I’d like to share a few thoughts today on how we might think about and respond to a statement like ‘black lives matter.’ Note: I’m not talking here specifically about any organized political movements, but rather the statement itself.
Many of my friends immediately respond to the phrase by stating ‘all lives matter.’ My perception is that in stating this, they believe that is is the only statement that should really be made about which lives matter.
My conviction is that while we should always stay rooted on the foundation that all lives matter, it is also appropriate to specifically call out groups of people that have perhaps not been equally valued. I will give a practical example and then show that Jesus does this constantly in his teaching and ministry.
First, all lives matter because we all all created in the image of God and his life is what animates us. Every human being is created in the image of God. Furthermore, we recognize that God continues to love the whole world (all lives). So much so that whosoever believes in him might have everlasting life.
But the question we struggle with is whether it’s appropriate and even good to make statements like ‘black lives matter.’
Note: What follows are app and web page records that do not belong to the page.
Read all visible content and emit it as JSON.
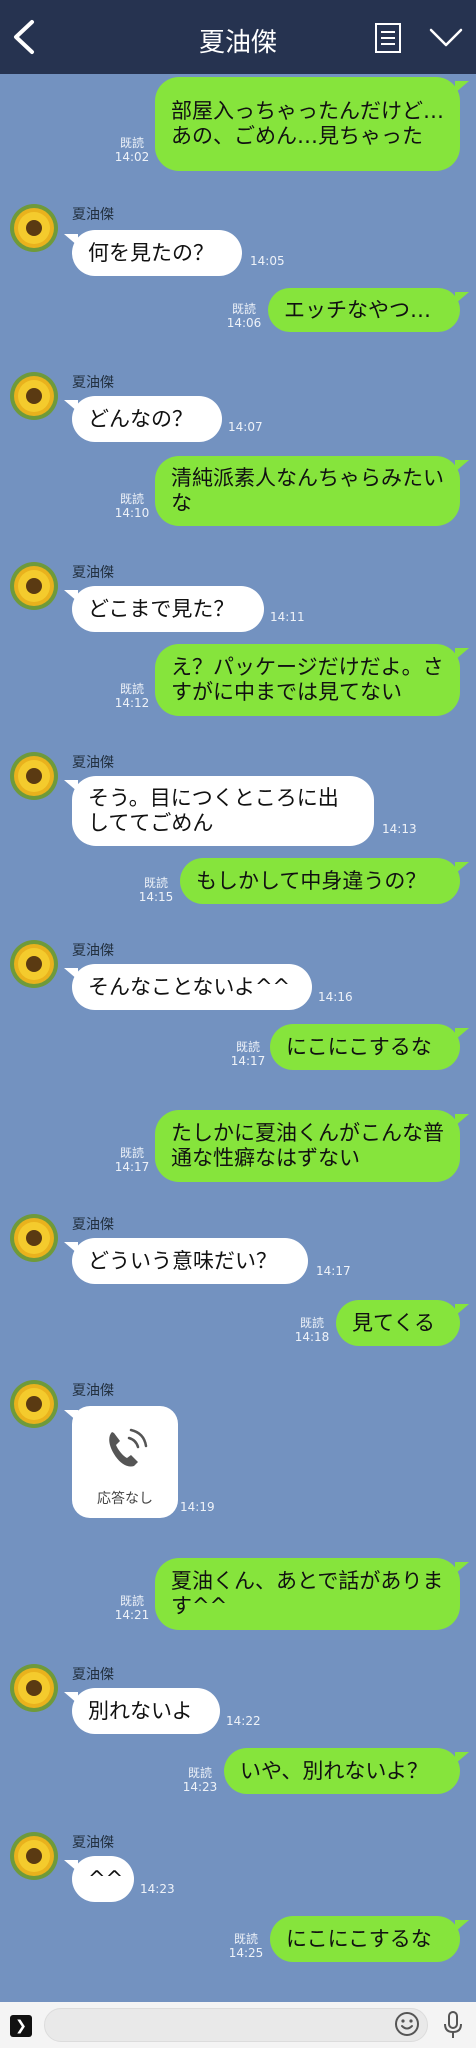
{
  "header": {
    "title": "夏油傑"
  },
  "contact": {
    "name": "夏油傑"
  },
  "read_label": "既読",
  "messages": [
    {
      "side": "out",
      "text": "部屋入っちゃったんだけど…あの、ごめん…見ちゃった",
      "time": "14:02"
    },
    {
      "side": "in",
      "text": "何を見たの？",
      "time": "14:05"
    },
    {
      "side": "out",
      "text": "エッチなやつ…",
      "time": "14:06"
    },
    {
      "side": "in",
      "text": "どんなの？",
      "time": "14:07"
    },
    {
      "side": "out",
      "text": "清純派素人なんちゃらみたいな",
      "time": "14:10"
    },
    {
      "side": "in",
      "text": "どこまで見た？",
      "time": "14:11"
    },
    {
      "side": "out",
      "text": "え？パッケージだけだよ。さすがに中までは見てない",
      "time": "14:12"
    },
    {
      "side": "in",
      "text": "そう。目につくところに出しててごめん",
      "time": "14:13"
    },
    {
      "side": "out",
      "text": "もしかして中身違うの？",
      "time": "14:15"
    },
    {
      "side": "in",
      "text": "そんなことないよ^^",
      "time": "14:16"
    },
    {
      "side": "out",
      "text": "にこにこするな",
      "time": "14:17"
    },
    {
      "side": "out",
      "text": "たしかに夏油くんがこんな普通な性癖なはずない",
      "time": "14:17"
    },
    {
      "side": "in",
      "text": "どういう意味だい？",
      "time": "14:17"
    },
    {
      "side": "out",
      "text": "見てくる",
      "time": "14:18"
    },
    {
      "side": "in",
      "type": "call",
      "text": "応答なし",
      "time": "14:19"
    },
    {
      "side": "out",
      "text": "夏油くん、あとで話があります^^",
      "time": "14:21"
    },
    {
      "side": "in",
      "text": "別れないよ",
      "time": "14:22"
    },
    {
      "side": "out",
      "text": "いや、別れないよ？",
      "time": "14:23"
    },
    {
      "side": "in",
      "text": "^^",
      "time": "14:23"
    },
    {
      "side": "out",
      "text": "にこにこするな",
      "time": "14:25"
    }
  ],
  "icons": {
    "back": "chevron-left-icon",
    "notes": "notes-icon",
    "menu": "chevron-down-icon",
    "avatar": "sunflower-avatar",
    "call": "missed-call-icon",
    "more": "expand-icon",
    "emoji": "emoji-icon",
    "mic": "mic-icon"
  },
  "colors": {
    "header_bg": "#263350",
    "chat_bg": "#7392c0",
    "outgoing_bubble": "#86e43c",
    "incoming_bubble": "#ffffff"
  }
}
Before sharing some examples from Jesus, I’d like to prove to my fellow conservative friends that you already agree that it’s good to point attention to specific lives that matter and we feel have been neglected. I’m speaking here about the unborn. For many of us, abortion is an issue that we believe worth calling attention to. Why? Because we believe that life in the womb is real human life and to choose abortion is to choose to end a human life. But not everyone sees it that way, right? So we could comfortably say something like ‘unborn lives matter.’ Of course they do. And let me be frank to my fellow conservative friends. If I made the statement ‘unborn lives matter’ you would not respond ‘all lives matter.’ You would rather say something equivalent to ‘amen.’
All lives matter. But throughout history, some lives have seemed to matter less to various people groups than others.
During the first century in which Jesus became human flesh, almost everybody felt that some lives were more important than others. Romans didn’t think that Jewish lives were particularly important. They didn’t think that slaves’ lives were as important as free people’s lives. They didn’t think that non-citizen lives were as important as Roman citizen’s lives. (See Paul’s treatment in Acts 16)
Unfortunately the Jewish mindset of the time wasn’t always a lot better. Jews didn’t believe that Gentile lives mattered as much. Saul of Tarsus didn’t believe that disciples of Jesus lives’ mattered before his conversion.
As a matter of fact, most Jews didn’t believe that Samaritan lives mattered. They wanted nothing to do with the Samaritans. When Jesus and the disciples were traveling through Samaria and were unwelcome and insulted by them, James and John asked Jesus to call down thunder on them and destroy them. (Luke 9: 54). Did James and John, disciples of Jesus, believe at that time that all lives mattered equally? Did they believe that Samaritan lives mattered? No, they did not. Hence, Jesus’ purposeful journey to Samaria and ministry there and his well known parable of the Good Samaritan were given at least in part to show both his disciples and us that Samaritan lives matter.
Palestinian Jews in the first century didn’t believe that prostitutes lives mattered as much. The stones in their hands proved that.
They didn’t believe that tax collectors lives mattered. Those traitors deserved whatever they had coming. Yet Jesus called them to follow him.
And friends, neither the Roman government nor the majority of the Pharisees and Saduccess believed that Jesus’ life mattered.
It’s true. They didn’t not believe that the Son of God in human flesh’s life mattered. And so they took it. The truth about him didn’t matter, so they made up lies. His innocence didn’t matter, so they trumped up charges. Justice didn’t matter, so the most truly innocent man that ever lived suffered the most painful and unjust death.
If I were to say to you, ‘Jesus’ life mattered’, you would not respond all lives matter.
You don’t have to agree with me, but here’s how I think about this one.
I live and breathe the reality that every single life matters deeply to God. And I hope that the way that I live and treat other people shows that to be true.
That’s where I stand in the kingdom of God. But the kingdoms of this world do not always represent that kingdom very well. And our country has not as always as well. Our past actions have not shown that all lives matter. We can say what we want but we’ve not acted like Native American lives matter. We’ve not acted like Irish lives matter. We’ve not acted like Chinese lives matter. We’ve not acted like Black lives matter. We’ve not acted like Mexican lives matter.
All lives matter. But at many, many times we’ve not acted as though every life matters or that every life matters equally.
All lives matter. That’s where I live.
But when someone makes a statement that points to the reality that we’ve not always – and still not always today – valued all lives equally…
I think I’ll choose to simply agree.
Black lives matter?
Yes, they do. I can just affirm that statement without further comment.